● **WHAT IS REQUIRED**: Return every line of the records that includes the string "Area".

------

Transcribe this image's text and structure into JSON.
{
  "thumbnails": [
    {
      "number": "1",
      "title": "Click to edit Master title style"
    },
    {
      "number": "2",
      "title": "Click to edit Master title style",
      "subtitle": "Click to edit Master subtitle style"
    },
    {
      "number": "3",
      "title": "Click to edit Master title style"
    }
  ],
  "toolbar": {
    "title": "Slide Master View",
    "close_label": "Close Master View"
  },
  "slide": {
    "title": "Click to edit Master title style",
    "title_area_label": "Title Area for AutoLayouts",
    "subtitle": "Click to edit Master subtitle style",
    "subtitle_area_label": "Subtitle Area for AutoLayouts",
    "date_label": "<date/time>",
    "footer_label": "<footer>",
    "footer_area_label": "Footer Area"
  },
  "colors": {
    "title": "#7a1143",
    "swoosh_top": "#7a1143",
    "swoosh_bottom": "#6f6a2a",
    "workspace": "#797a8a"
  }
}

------

● **RESPONSE**:
    "title_area_label": "Title Area for AutoLayouts",
    "subtitle_area_label": "Subtitle Area for AutoLayouts",
    "footer_area_label": "Footer Area"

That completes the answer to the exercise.